Captain Bruce Hays (Wyoming National Guard) was a remarkable man, by all accounts. He was dedicated to his wife and children, to his community, and to his nation. Like many of our fine military personnel, when duty called, he stepped up. That was no less the case than when he was chosen for an elite group to go to Afghanistan, 16 people in all. And that was where he lost his life.
But that’s not the whole story about Captain Hays. According to this Fox News article, he was also a thoughtful husband, buying for his wife an old 1959 Chevy Apache pickup truck, like the one her daddy had when she was a girl. The plan was for them to restore the old pickup together. But work, kids (2 of their own, and 3 from his wife, Terry’s previous marriage), Terry’s bought with cancer, it made that dream unrealistic. (Photo credit: Hagerty)
So, they made a decision:
[snip] Finally, after six years of saving, the Hays had managed to set aside enough cash to have the truck professionally restored. Of course, it wouldn’t be the same as fixing it up themselves, but they could begin to enjoy it with their children, just as Terry’s parents had done with her and her brothers. So Bruce found a Cheyenne mechanic with a good-looking portfolio and paid him $17,000 to do the job.
In 2008, Bruce received word that a fellow officer, one he didn’t know but who was well aware of his stellar reputation, had personally requested that he join a 16-man combat advisory team bound for Afghanistan. Bruce proudly accepted, saying he wanted to fulfill a promise that our country made to the Afghan people, and Terry proudly supported her husband’s decision. She certainly understood why he was selected.
“Bruce meant so much to so many people,” she said. “His achievements as a man and a soldier were impressive. He commanded three different batteries. That’s unheard of. But he was so modest, so selfless. He was just doing what he thought was right.”
In May of that year, a week before Bruce’s deployment, he received an unsettling phone call about the Apache. According to the Cheyenne District Attorney, the mechanic was nowhere to be found, nor was the money that he’d been paid by the Hays and others. The Apache was left in pieces, and the D.A. said it needed to be claimed or it would be sold to help pay off the mechanic’s debts.[snip]
Can you believe that? That this mechanic ran off with all the money? Just incredible. You can only imagine the impact this had on both Bruce and Terry to get this news, especially since his deployment was imminent. How painful this must have been to them both to get this news.
But then there was the news that would just be catastrophic to Terry and the children: Captain Hays was killed in Afghanistan by a roadside bomb:
[...]The 1959 Chevrolet Apache truck, left in pieces, much like their lives, seemed to be the least of their worries. But as Bruce’s story spread, a plan began to unfold. People who didn’t know each other came together for a common cause. Restoring the Apache seemed to be the perfect way to honor Cpt. Bruce Hays and his ultimate sacrifice. And it would also give his grieving wife and children something to cling to.

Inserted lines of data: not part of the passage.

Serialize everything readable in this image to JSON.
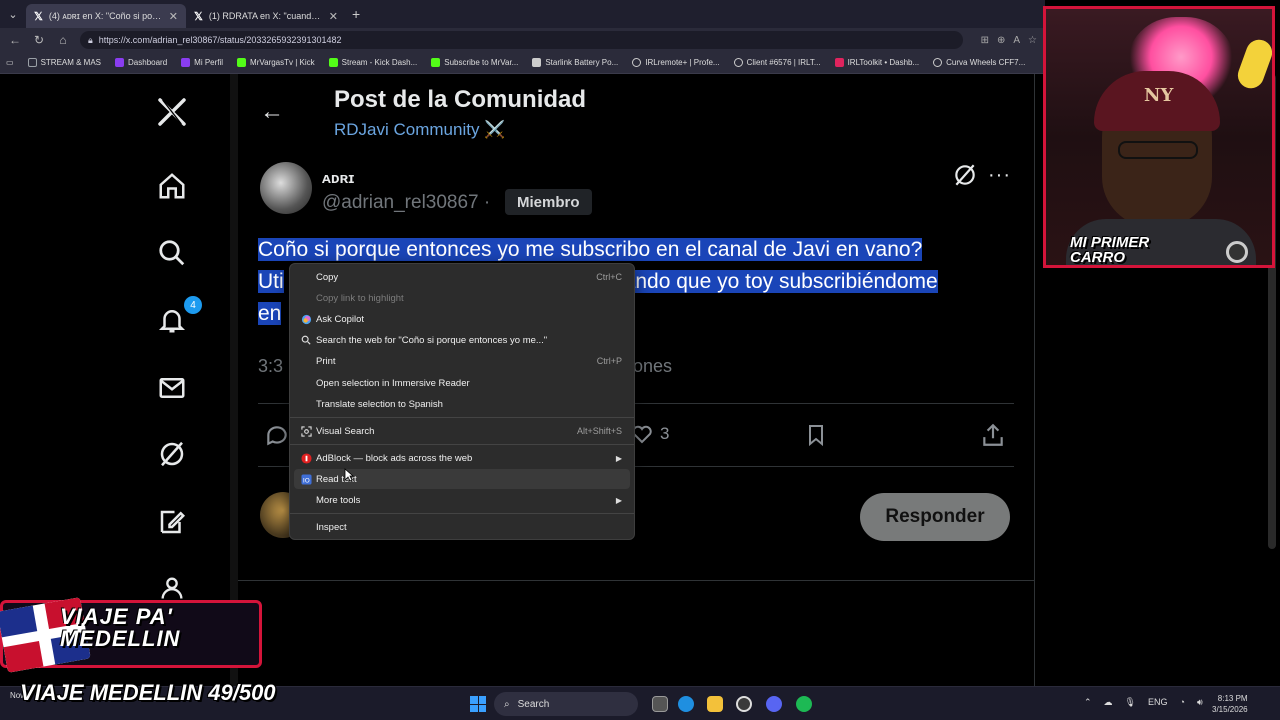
{
  "browser": {
    "tabs": [
      {
        "title": "(4) ᴀᴅʀɪ en X: \"Coño si porque ent...",
        "active": true
      },
      {
        "title": "(1) RDRATA en X: \"cuando están h...",
        "active": false
      }
    ],
    "new_tab": "+",
    "url": "https://x.com/adrian_rel30867/status/2033265932391301482",
    "bookmarks": [
      {
        "label": "STREAM & MAS",
        "color": "#9aa0a6"
      },
      {
        "label": "Dashboard",
        "color": "#8a3df0"
      },
      {
        "label": "Mi Perfil",
        "color": "#8a3df0"
      },
      {
        "label": "MrVargasTv | Kick",
        "color": "#53fc18"
      },
      {
        "label": "Stream - Kick Dash...",
        "color": "#53fc18"
      },
      {
        "label": "Subscribe to MrVar...",
        "color": "#53fc18"
      },
      {
        "label": "Starlink Battery Po...",
        "color": "#cccccc"
      },
      {
        "label": "IRLremote+ | Profe...",
        "color": "#cccccc"
      },
      {
        "label": "Client #6576 | IRLT...",
        "color": "#cccccc"
      },
      {
        "label": "IRLToolkit • Dashb...",
        "color": "#e0245e"
      },
      {
        "label": "Curva Wheels CFF7...",
        "color": "#cccccc"
      }
    ]
  },
  "nav": {
    "notifications_count": "4"
  },
  "post": {
    "back": "←",
    "page_title": "Post de la Comunidad",
    "community": "RDJavi Community ⚔️",
    "author_name": "ᴀᴅʀɪ",
    "author_handle": "@adrian_rel30867 ·",
    "member_badge": "Miembro",
    "more": "···",
    "text_line1": "Coño si porque entonces yo me subscribo en el canal de Javi en vano?",
    "text_line2_start": "Uti",
    "text_line2_end": "ando que yo toy subscribiéndome",
    "text_line3": "en",
    "time_start": "3:3",
    "time_end": "ones",
    "likes_count": "3",
    "reply_button": "Responder"
  },
  "context_menu": {
    "copy": "Copy",
    "copy_shortcut": "Ctrl+C",
    "copy_link": "Copy link to highlight",
    "ask_copilot": "Ask Copilot",
    "search_web": "Search the web for \"Coño si porque entonces yo me...\"",
    "print": "Print",
    "print_shortcut": "Ctrl+P",
    "immersive": "Open selection in Immersive Reader",
    "translate": "Translate selection to Spanish",
    "visual_search": "Visual Search",
    "visual_search_shortcut": "Alt+Shift+S",
    "adblock": "AdBlock — block ads across the web",
    "read_text": "Read text",
    "more_tools": "More tools",
    "inspect": "Inspect"
  },
  "overlay": {
    "cam_caption_1": "MI PRIMER",
    "cam_caption_2": "CARRO",
    "cap_logo": "NY",
    "promo_title_1": "VIAJE PA'",
    "promo_title_2": "MEDELLIN",
    "promo_progress": "VIAJE MEDELLIN 49/500"
  },
  "taskbar": {
    "weather": "Now",
    "search": "Search",
    "lang": "ENG",
    "time": "8:13 PM",
    "date": "3/15/2026"
  },
  "colors": {
    "accent": "#1d9bf0",
    "selection": "#1a45b8",
    "brand_red": "#d4143a"
  }
}
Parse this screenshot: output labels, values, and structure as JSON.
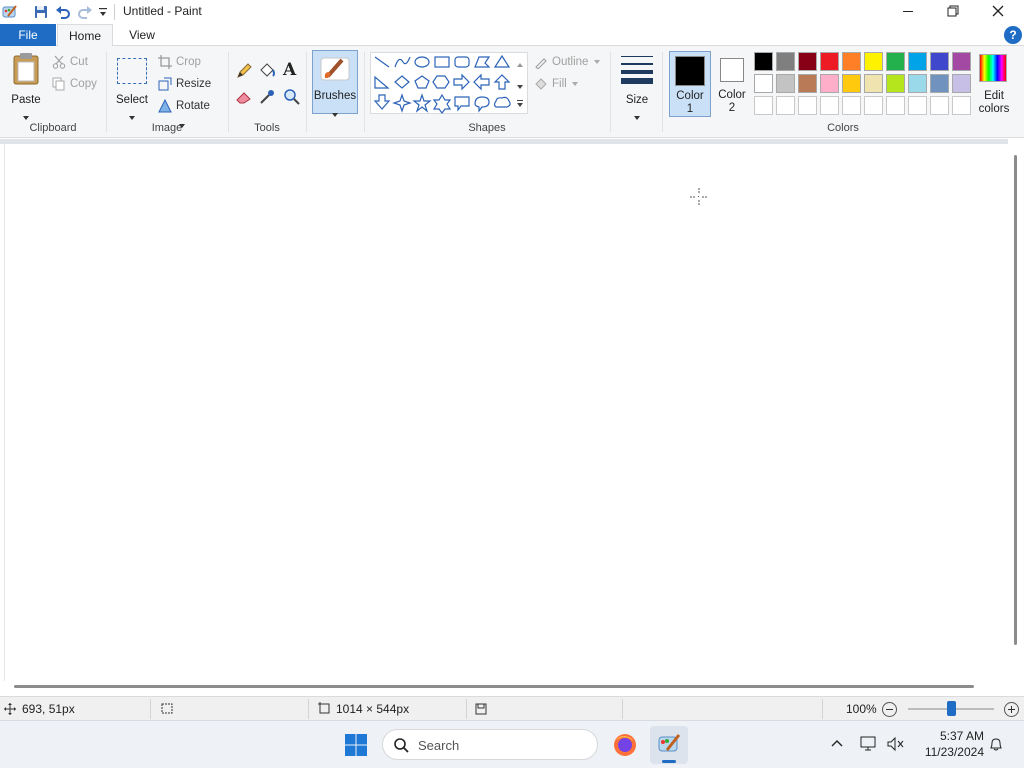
{
  "window": {
    "title": "Untitled - Paint",
    "minimize_icon": "minimize-icon",
    "maximize_icon": "restore-icon",
    "close_icon": "close-icon"
  },
  "quick_access": {
    "save_icon": "save-icon",
    "undo_icon": "undo-icon",
    "redo_icon": "redo-icon",
    "customize_icon": "dropdown-icon"
  },
  "tabs": [
    {
      "label": "File"
    },
    {
      "label": "Home"
    },
    {
      "label": "View"
    }
  ],
  "help_icon": "?",
  "ribbon": {
    "clipboard": {
      "label": "Clipboard",
      "paste": "Paste",
      "cut": "Cut",
      "copy": "Copy"
    },
    "image": {
      "label": "Image",
      "select": "Select",
      "crop": "Crop",
      "resize": "Resize",
      "rotate": "Rotate"
    },
    "tools": {
      "label": "Tools",
      "text_glyph": "A"
    },
    "brushes": {
      "label": "Brushes"
    },
    "shapes": {
      "label": "Shapes",
      "outline": "Outline",
      "fill": "Fill"
    },
    "size": {
      "label": "Size"
    },
    "color1": {
      "label_line1": "Color",
      "label_line2": "1",
      "color": "#000000"
    },
    "color2": {
      "label_line1": "Color",
      "label_line2": "2",
      "color": "#ffffff"
    },
    "colors": {
      "label": "Colors",
      "row1": [
        "#000000",
        "#7f7f7f",
        "#880015",
        "#ed1c24",
        "#ff7f27",
        "#fff200",
        "#22b14c",
        "#00a2e8",
        "#3f48cc",
        "#a349a4"
      ],
      "row2": [
        "#ffffff",
        "#c3c3c3",
        "#b97a57",
        "#ffaec9",
        "#ffc90e",
        "#efe4b0",
        "#b5e61d",
        "#99d9ea",
        "#7092be",
        "#c8bfe7"
      ],
      "edit_line1": "Edit",
      "edit_line2": "colors"
    }
  },
  "status": {
    "cursor_pos": "693, 51px",
    "canvas_size": "1014 × 544px",
    "zoom": "100%",
    "zoom_level": 0.5
  },
  "taskbar": {
    "search_placeholder": "Search",
    "time": "5:37 AM",
    "date": "11/23/2024"
  }
}
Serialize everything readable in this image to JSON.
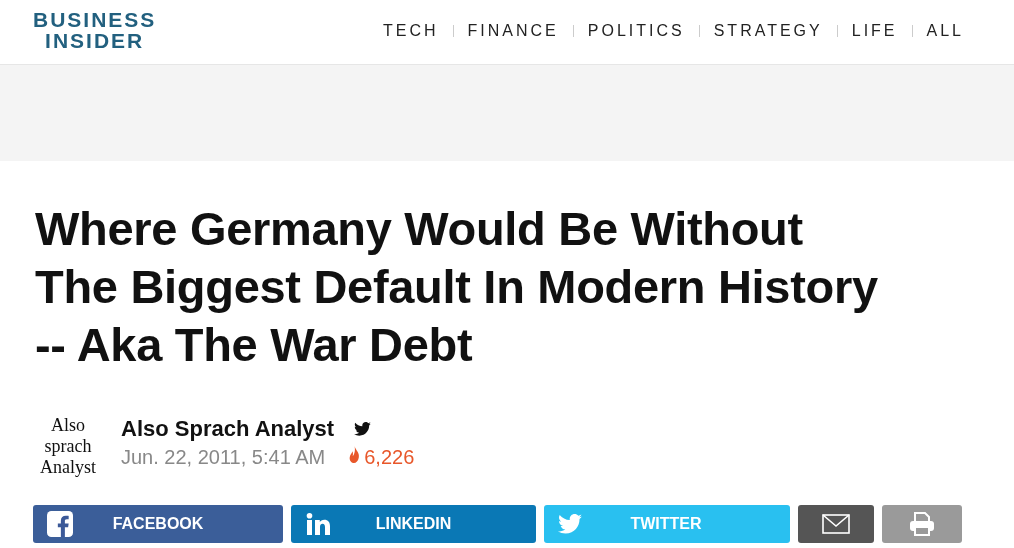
{
  "logo": {
    "lines": [
      "BUSINESS",
      "INSIDER"
    ]
  },
  "nav": [
    "TECH",
    "FINANCE",
    "POLITICS",
    "STRATEGY",
    "LIFE",
    "ALL"
  ],
  "headline": "Where Germany Would Be Without The Biggest Default In Modern History -- Aka The War Debt",
  "byline": {
    "avatar_text": [
      "Also",
      "sprach",
      "Analyst"
    ],
    "author": "Also Sprach Analyst",
    "date": "Jun. 22, 2011, 5:41 AM",
    "views": "6,226"
  },
  "share": [
    {
      "kind": "facebook",
      "label": "FACEBOOK"
    },
    {
      "kind": "linkedin",
      "label": "LINKEDIN"
    },
    {
      "kind": "twitter",
      "label": "TWITTER"
    },
    {
      "kind": "email"
    },
    {
      "kind": "print"
    }
  ]
}
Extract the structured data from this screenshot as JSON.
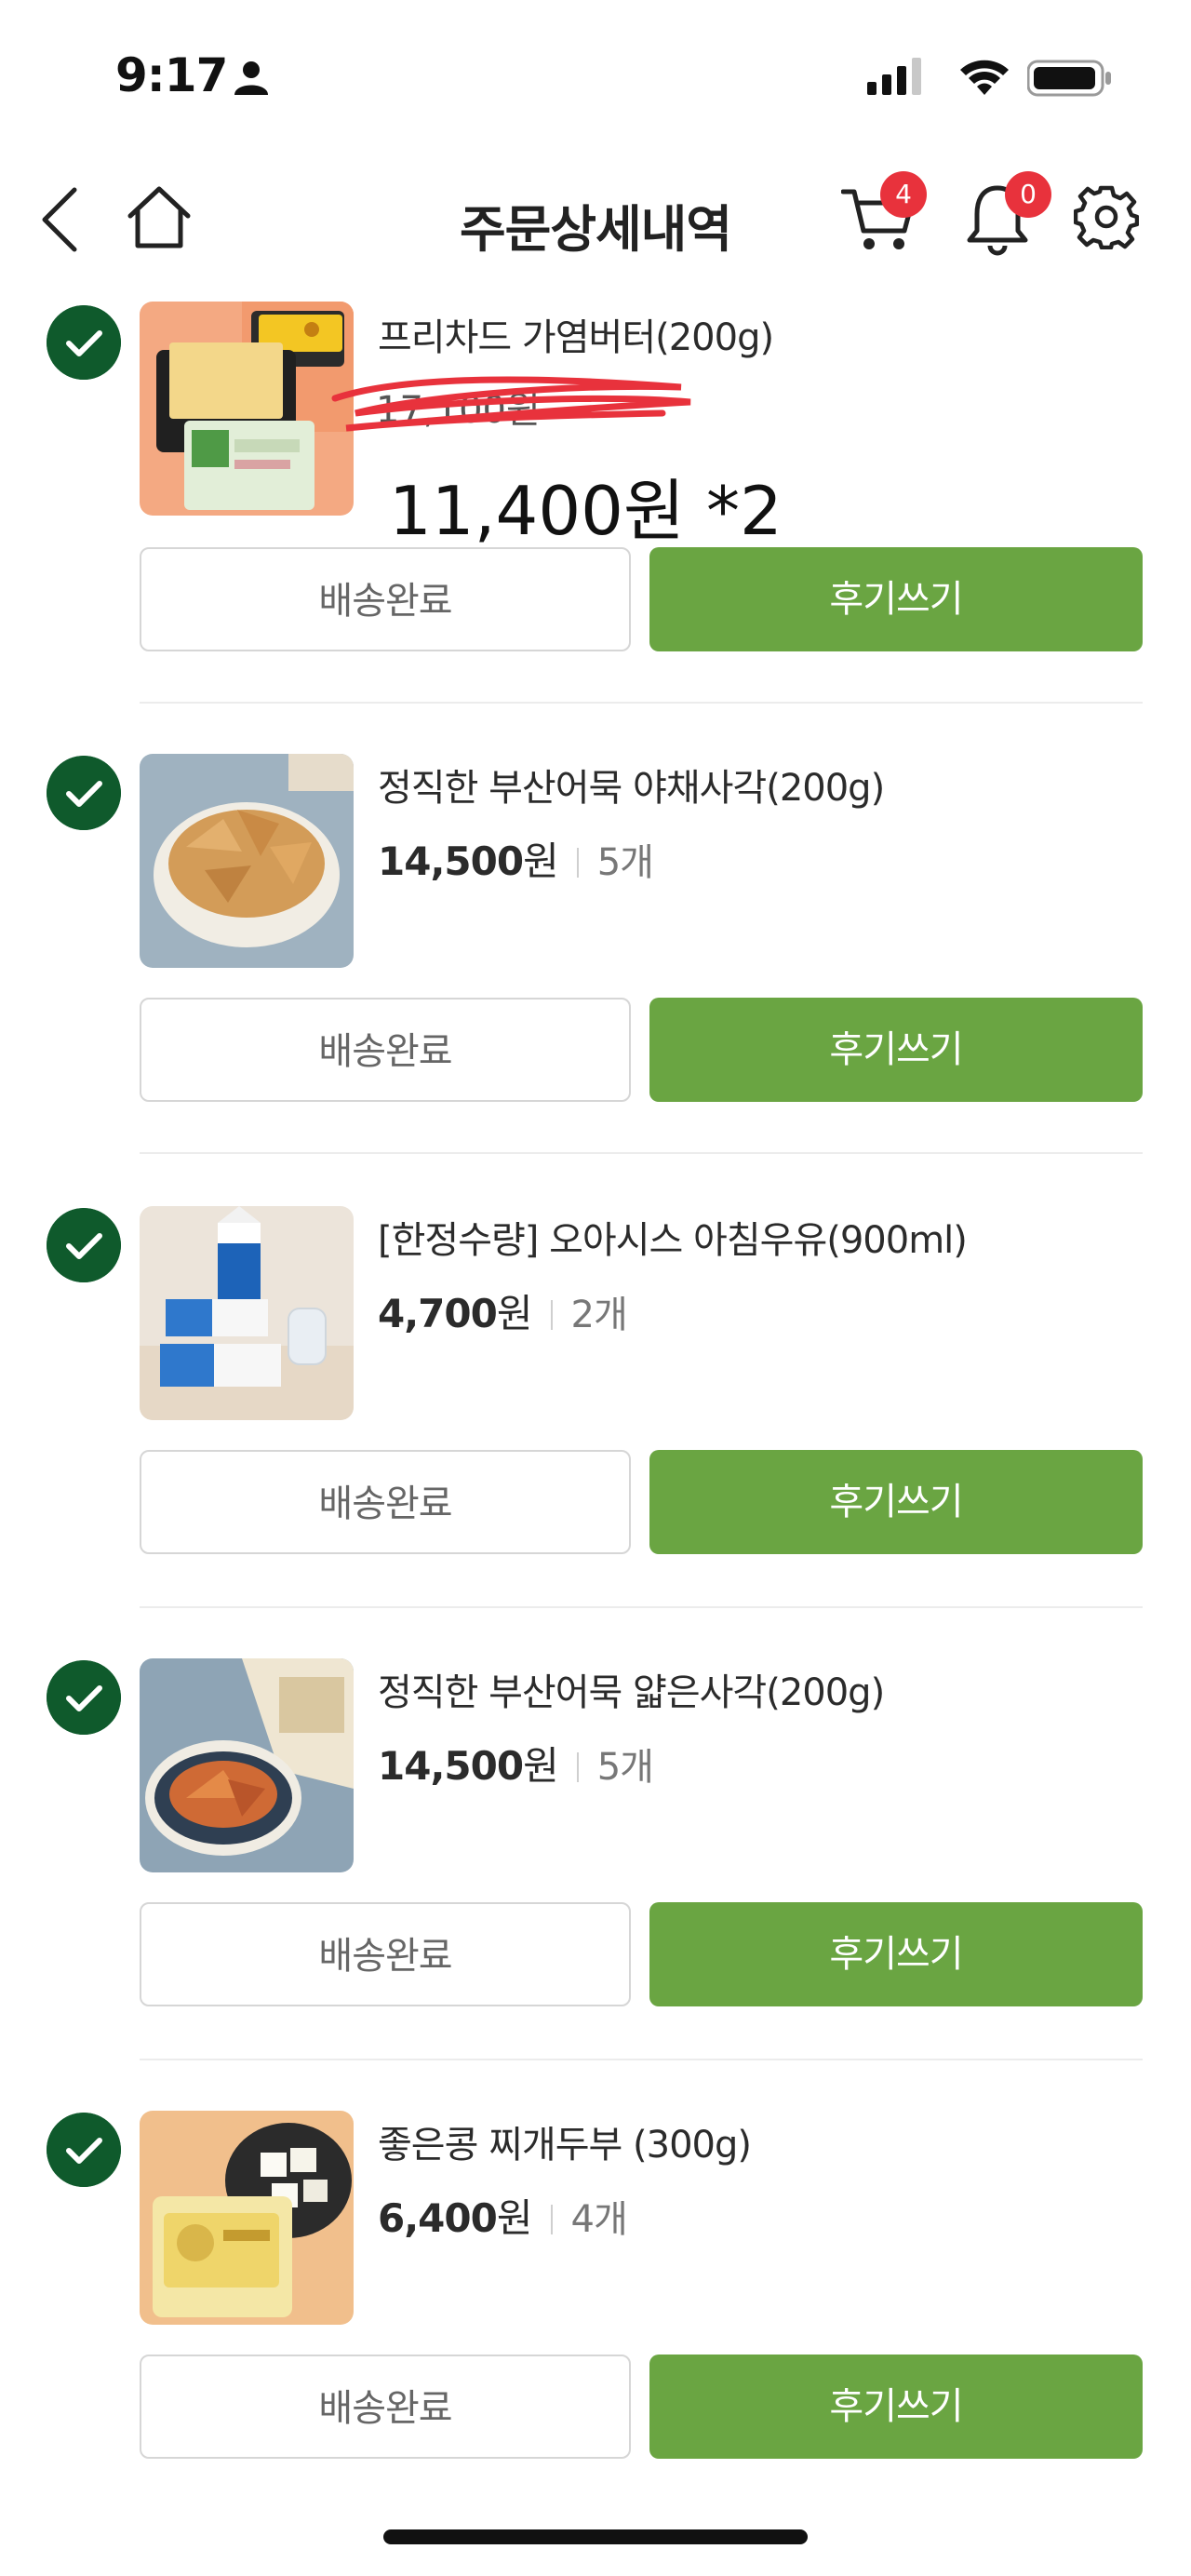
{
  "status_bar": {
    "time": "9:17"
  },
  "header": {
    "title": "주문상세내역",
    "cart_count": "4",
    "notification_count": "0"
  },
  "items": [
    {
      "name": "프리차드 가염버터(200g)",
      "original_price": "17,100원",
      "price": "11,400원 *2",
      "status_label": "배송완료",
      "review_label": "후기쓰기"
    },
    {
      "name": "정직한 부산어묵 야채사각(200g)",
      "price": "14,500",
      "unit": "원",
      "quantity": "5개",
      "status_label": "배송완료",
      "review_label": "후기쓰기"
    },
    {
      "name": "[한정수량] 오아시스 아침우유(900ml)",
      "price": "4,700",
      "unit": "원",
      "quantity": "2개",
      "status_label": "배송완료",
      "review_label": "후기쓰기"
    },
    {
      "name": "정직한 부산어묵 얇은사각(200g)",
      "price": "14,500",
      "unit": "원",
      "quantity": "5개",
      "status_label": "배송완료",
      "review_label": "후기쓰기"
    },
    {
      "name": "좋은콩 찌개두부 (300g)",
      "price": "6,400",
      "unit": "원",
      "quantity": "4개",
      "status_label": "배송완료",
      "review_label": "후기쓰기"
    }
  ],
  "colors": {
    "accent_green": "#6aa542",
    "check_green": "#0f5a2c",
    "badge_red": "#e8323c"
  }
}
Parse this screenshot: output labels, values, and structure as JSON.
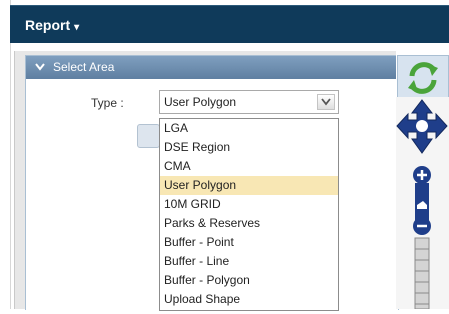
{
  "header": {
    "report_label": "Report",
    "caret": "▾"
  },
  "panel": {
    "title": "Select Area",
    "chevron": "❯"
  },
  "type_field": {
    "label": "Type :",
    "value": "User Polygon",
    "options": [
      "LGA",
      "DSE Region",
      "CMA",
      "User Polygon",
      "10M GRID",
      "Parks & Reserves",
      "Buffer - Point",
      "Buffer - Line",
      "Buffer - Polygon",
      "Upload Shape"
    ],
    "selected": "User Polygon"
  },
  "colors": {
    "header_bg": "#0f3a5a",
    "panel_head": "#6f8fb1",
    "selected_bg": "#f8e7b4",
    "nav_blue": "#1f3e8a"
  },
  "icons": {
    "refresh": "refresh-icon",
    "pan": "pan-arrows-icon",
    "zoom_in": "zoom-in-icon",
    "zoom_out": "zoom-out-icon",
    "dropdown": "dropdown-arrow-icon"
  }
}
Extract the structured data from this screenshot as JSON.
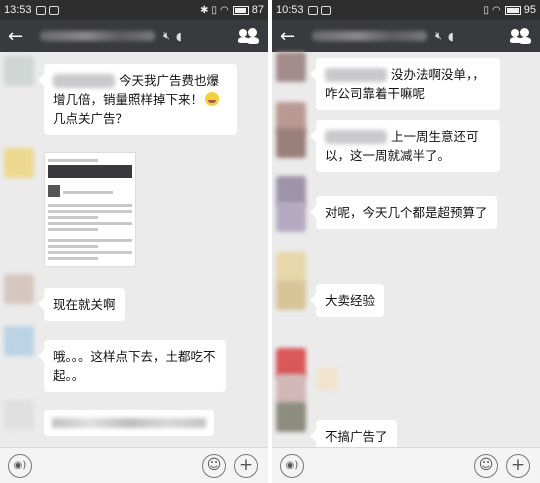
{
  "left": {
    "status": {
      "time": "13:53",
      "battery": "87"
    },
    "messages": {
      "m1": "今天我广告费也爆增几倍，销量照样掉下来！",
      "m1b": "几点关广告？",
      "m2": "现在就关啊",
      "m3": "哦。。。这样点下去，土都吃不起。。"
    }
  },
  "right": {
    "status": {
      "time": "10:53",
      "battery": "95"
    },
    "messages": {
      "m1": "没办法啊没单，，咋公司靠着干嘛呢",
      "m2": "上一周生意还可以，这一周就减半了。",
      "m3": "对呢，今天几个都是超预算了",
      "m4": "大卖经验",
      "m5": "不搞广告了"
    }
  },
  "icons": {
    "back": "←",
    "voice": "◉)",
    "smile": "☺",
    "plus": "+"
  }
}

So with the help of old friends and new friends – including Col. Raymond Kent, the Wyoming National Guard, Stacey Morton and the “Friends of the 133rd,” Kent Stevinson, WyoTech automotive students and staff, Koop Transport Co. and countless others – the truck was completed in late 2011. On Feb. 3, it was delivered to Terry, surrounded by friends and family, escorted to her small New Mexico pecan farm by the Patriot Guard Riders. It was painted dark blue with gold striping at Terry’s request, “like the Army’s Class-A uniform trousers.” And the image of an American flag waved proudly on the tailgate, right next to Bruce’s name.[snip] (Click here to read the rest of this powerful story.)
And here it is, the fulfillment of Captain Hays’ wish for his wife. The restoration of the 1959 Chevrolet Apache, from a bucket of bolts to a fully restored, beautiful truck:
And how did Terry Hays feel about this restored truck? This says it all:
“Sitting in the truck is like having his arms around us, giving us comfort.”
What a great gift this community, a community of people all across the nation, these volunteers, these donors, these students, and fellow soldiers, gave this family. It doesn’t bring back her beloved husband, but it does fulfill his wish for her, a reminder of how very much he loved her and the family. And that is no small thing…
(For more on this story, there is a good report in this video.)